(Recorded data)

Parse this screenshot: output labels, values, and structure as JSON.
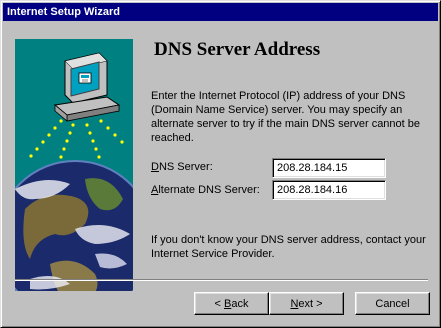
{
  "window": {
    "title": "Internet Setup Wizard"
  },
  "page": {
    "heading": "DNS Server Address",
    "intro": "Enter the Internet Protocol (IP) address of your DNS (Domain Name Service) server.  You may specify an alternate server to try if the main DNS server cannot be reached.",
    "footer_note": "If you don't know your DNS server address, contact your Internet Service Provider."
  },
  "fields": {
    "dns": {
      "label_mnemonic": "D",
      "label_rest": "NS Server:",
      "value": "208.28.184.15"
    },
    "alternate": {
      "label_mnemonic": "A",
      "label_rest": "lternate DNS Server:",
      "value": "208.28.184.16"
    }
  },
  "buttons": {
    "back_prefix": "< ",
    "back_mnemonic": "B",
    "back_rest": "ack",
    "next_mnemonic": "N",
    "next_rest": "ext >",
    "cancel": "Cancel"
  },
  "colors": {
    "title_bar": "#000080",
    "art_background": "#008080",
    "dialog_face": "#c0c0c0"
  },
  "icons": [
    "computer-icon",
    "globe-icon"
  ]
}
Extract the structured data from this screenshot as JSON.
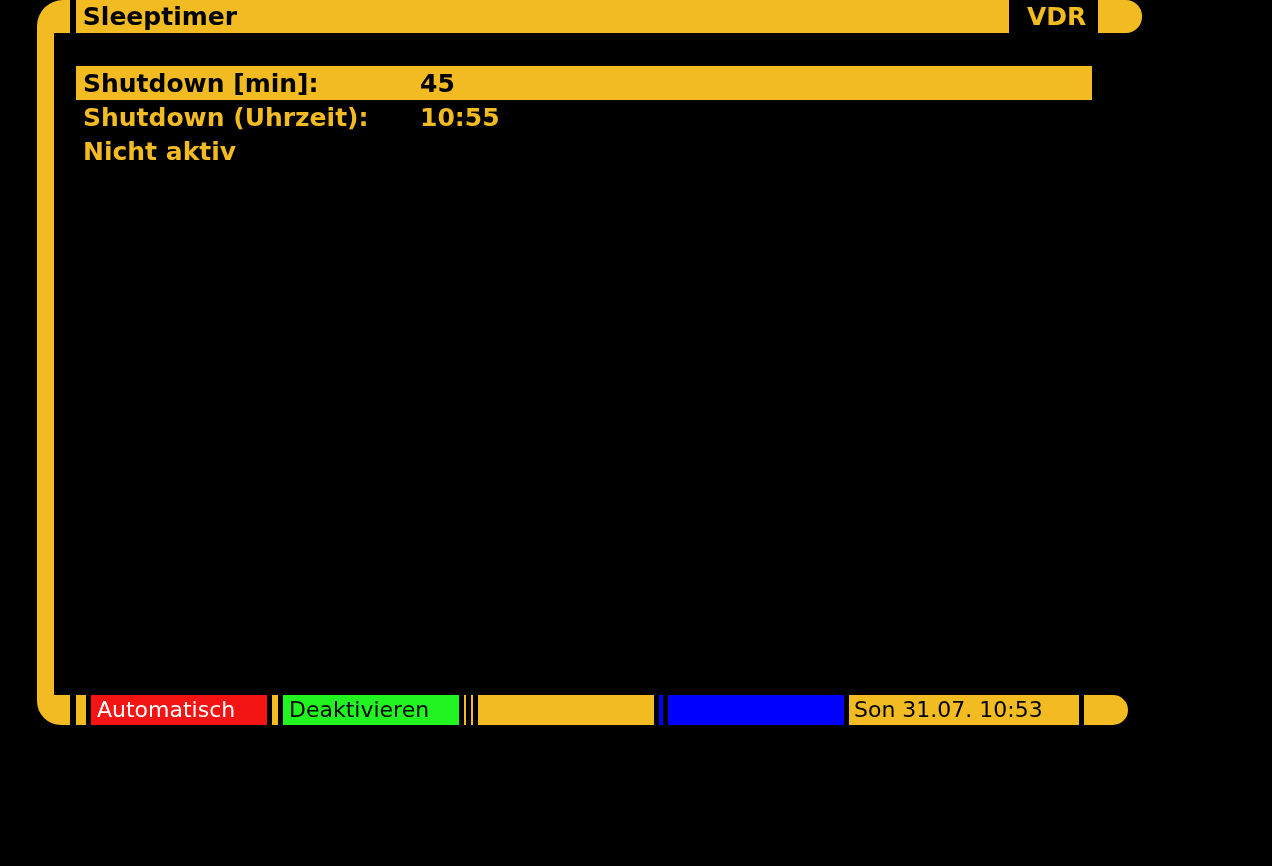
{
  "header": {
    "title": "Sleeptimer",
    "logo": "VDR"
  },
  "menu": {
    "items": [
      {
        "label": "Shutdown [min]:",
        "value": "45",
        "selected": true
      },
      {
        "label": "Shutdown (Uhrzeit):",
        "value": "10:55",
        "selected": false
      },
      {
        "label": "Nicht aktiv",
        "selected": false
      }
    ]
  },
  "color_keys": [
    {
      "label": "Automatisch",
      "color": "#f41414"
    },
    {
      "label": "Deaktivieren",
      "color": "#22f422"
    },
    {
      "color": "#f2bb21"
    },
    {
      "color": "#0000ff"
    }
  ],
  "status": {
    "datetime": "Son 31.07. 10:53"
  }
}
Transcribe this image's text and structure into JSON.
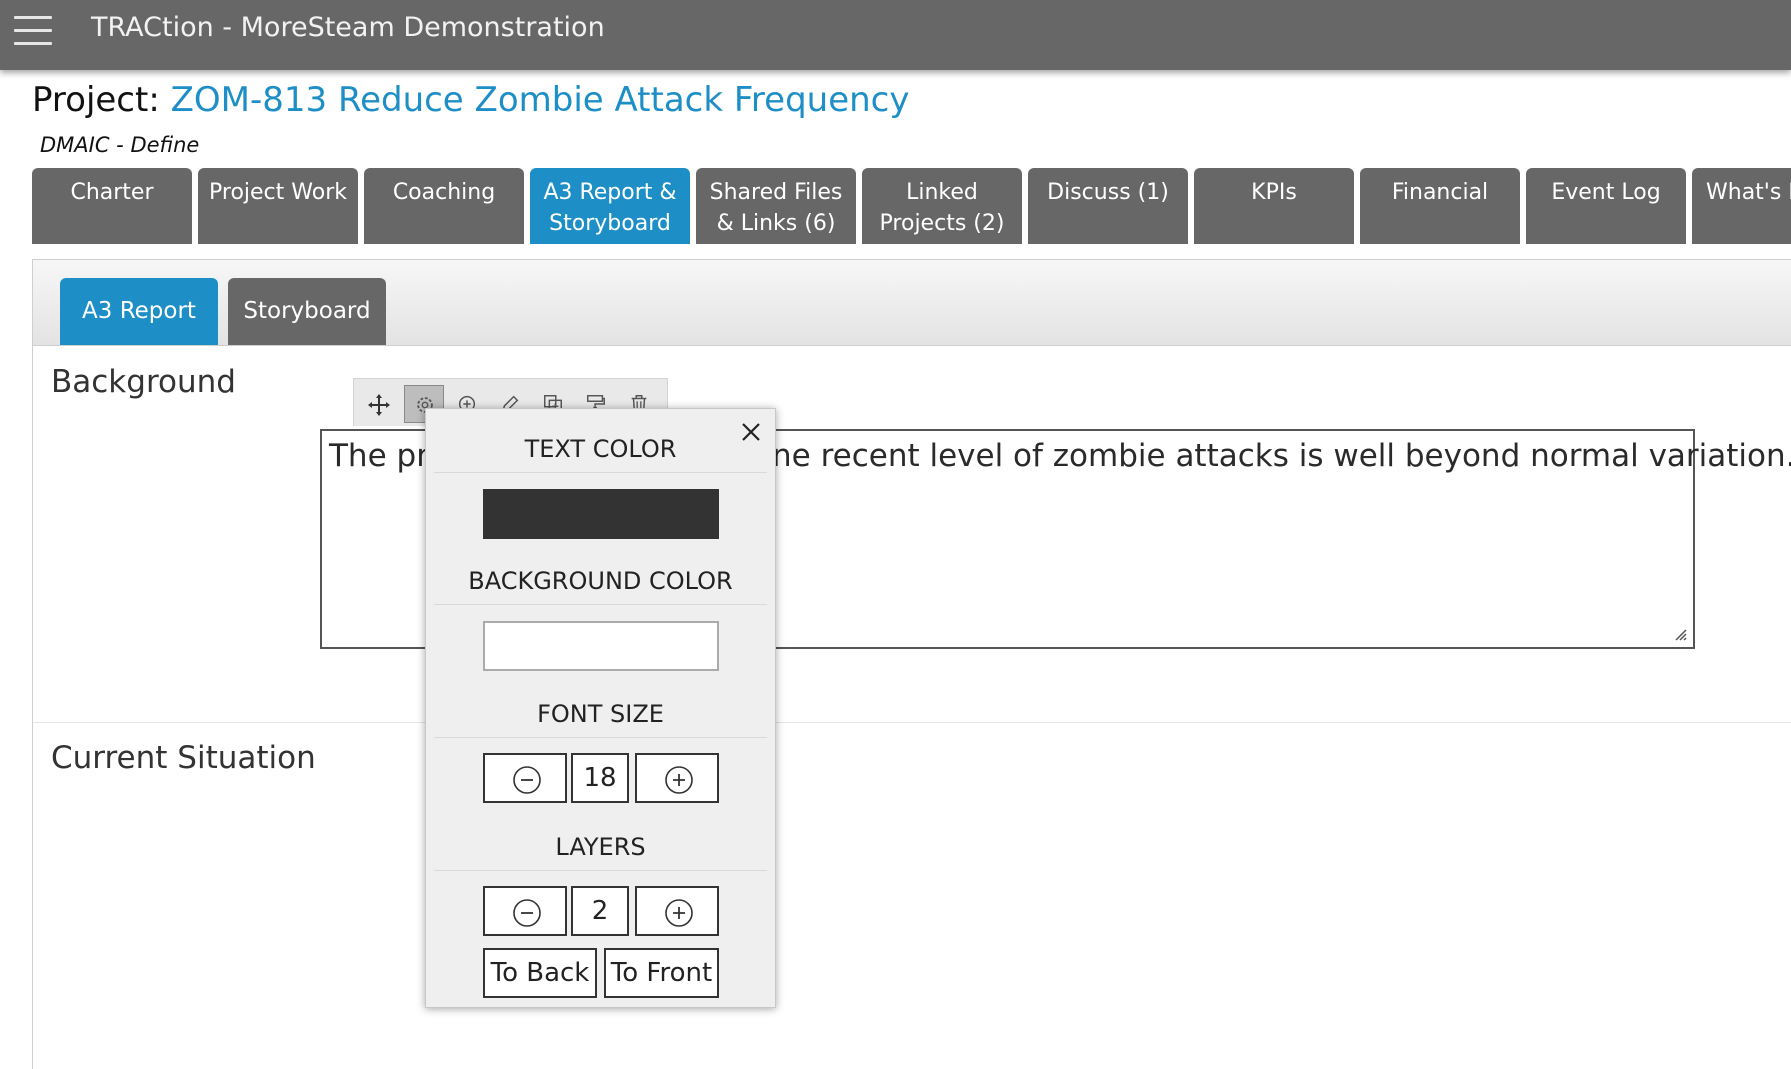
{
  "app": {
    "title": "TRACtion - MoreSteam Demonstration"
  },
  "project": {
    "label": "Project:",
    "name": "ZOM-813 Reduce Zombie Attack Frequency",
    "phase": "DMAIC - Define"
  },
  "tabs": [
    {
      "line1": "Charter",
      "line2": ""
    },
    {
      "line1": "Project Work",
      "line2": ""
    },
    {
      "line1": "Coaching",
      "line2": ""
    },
    {
      "line1": "A3 Report &",
      "line2": "Storyboard",
      "active": true
    },
    {
      "line1": "Shared Files",
      "line2": "& Links (6)"
    },
    {
      "line1": "Linked",
      "line2": "Projects (2)"
    },
    {
      "line1": "Discuss (1)",
      "line2": ""
    },
    {
      "line1": "KPIs",
      "line2": ""
    },
    {
      "line1": "Financial",
      "line2": ""
    },
    {
      "line1": "Event Log",
      "line2": ""
    },
    {
      "line1": "What's N",
      "line2": ""
    }
  ],
  "subtabs": [
    {
      "label": "A3 Report",
      "active": true
    },
    {
      "label": "Storyboard"
    }
  ],
  "sections": {
    "background": "Background",
    "current_situation": "Current Situation"
  },
  "textbox": {
    "text_left": "The pr",
    "text_right": "ne recent level of zombie attacks is well beyond normal variation."
  },
  "toolbar_icons": [
    "move-icon",
    "gear-icon",
    "zoom-in-icon",
    "pencil-icon",
    "duplicate-icon",
    "paint-roller-icon",
    "trash-icon"
  ],
  "style_popup": {
    "text_color_label": "TEXT COLOR",
    "text_color": "#333333",
    "background_color_label": "BACKGROUND COLOR",
    "background_color": "#ffffff",
    "font_size_label": "FONT SIZE",
    "font_size": "18",
    "layers_label": "LAYERS",
    "layers": "2",
    "to_back_label": "To Back",
    "to_front_label": "To Front"
  },
  "colors": {
    "accent": "#1e8fc6",
    "tab_gray": "#676767",
    "topbar": "#676767"
  }
}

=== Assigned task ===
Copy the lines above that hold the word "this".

=== Solution below ===
Parse this screenshot: output labels, values, and structure as JSON.
Extract the structured data from this screenshot as JSON.
Transcribe this image's text and structure into JSON.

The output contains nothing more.